The controls in this game are fairly smooth in this game.
When you roll to dodge you get a brief iframes moment where no attacks can hit you, and when you launch an attack you do need to be mindful of the amount of combos you’re going for. This is because you can’t cancel your attack to get out of the way if the enemy is about to use their own attack on you.
Which means the controls are fine, but you need to be mindful of everything around you when choosing how to move and attack.
There’s a whole lot of combat in Gloom, but not always a lot of enemies on the screen–which is a good thing, because sometimes the screens you’re in are fairly small and don’t have room to hold a lot of enemies. As mentioned before, in the combat you’ll want to make use of your roll to evade specific damage, as you can’t crouch mid-attacks and a jump won’t get you over them.
One of the things I don’t like is how they implemented the parry option, which uses a bullet every time you try to parry an attack. Like…why use a bullet for it?
If you happen to parry correctly, you’ll get a shield around you for a short time so no attacks will contact you.
The whole point of this game is to remember how each specific enemy attacks so you have a better chance of getting past them with getting hit as little as possible.
Each area has specific enemies that attack you in specific ways.
There are few interactions in this game, probably to make it as simple as possible.
You can open chests, as well as select specific items for beneficial purposes, and also talk to NPCs you come across (normally at the very beginning of the game).
Your movement is basic–you jump, you roll, and you walk.
You’re not able to backtrack, and in order to progress, you’re always walking to the right side.
You don’t really have abilities in Gloom, aside from the passive abilities you might gain from certain items. Such as one allows orbs of damage to roam around you after killing an enemy. They aren’t exactly something you can control on their own.
When you talk to someone, a speech bubble will appear over their head. Also, don’t forget to speak to them more than once, as the NPCs you meet at the beginning have more than one thing to say.
The graphics have a very simplistic pixel style to them, but the mood of the murky colors and the vague lighting filtering through areas definitely make the game live up to its name, because everything looks and feels very gloomy.
3D graphics are great and all, but pixel games are amazing to look at sometimes, and Gloom is no exception.
Love the background music in this game, as it’s not always the same beat and changes on different occasions.

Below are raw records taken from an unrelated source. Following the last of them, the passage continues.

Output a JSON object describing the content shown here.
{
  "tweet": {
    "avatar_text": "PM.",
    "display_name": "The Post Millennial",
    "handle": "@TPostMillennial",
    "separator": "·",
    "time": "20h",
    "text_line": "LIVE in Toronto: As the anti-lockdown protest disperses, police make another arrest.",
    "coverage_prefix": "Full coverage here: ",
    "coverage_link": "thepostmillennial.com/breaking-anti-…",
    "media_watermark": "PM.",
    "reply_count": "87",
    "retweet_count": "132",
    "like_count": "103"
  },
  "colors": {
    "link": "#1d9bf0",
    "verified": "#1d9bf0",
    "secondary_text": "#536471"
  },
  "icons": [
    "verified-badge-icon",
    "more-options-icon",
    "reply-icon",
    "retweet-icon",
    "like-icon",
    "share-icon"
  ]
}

You’ve got your boss battles which has a bit of an intense, rushed feel to the music. The notes are sped up to make things a bit more chaotic and maybe for you to lose your focus as you listen in on the jams than on your actual gameplay.
In fact, I’d like to say that different boss scenarios have different kinds of fast-paced jams, but maybe it’s more like the ascension battles versus the actual bosses.
Your normal paced gameplay and battles have a mellow style to the music. A low-key intensity, maybe.
The subtle sound effects are you falling from a height to get to the next level and your feet running against the ground.
The more heightened sounds are from your attacks as well as the enemies.
Honestly, that’s it for the sound effects. More than anything, you’ll probably be paying attention to the soundtrack throughout.
Although I hate dying constantly, and the idea of a hard reset every time I die, this game has been a fun one. I didn’t think it was possible, but eventually I learned how to deal with most of the enemies I kept dying to, which led to progression!
This game is all about perseverance, and I’m just a casual gamer that wants casual games.
However, I don’t regret finally installing and giving Gloom a go.
Enter a gloomy setting where you're forced to die in order to understand the mechanics of the game and your enemy's movements so you can counter them. Eventually, you'll wake up. Maybe.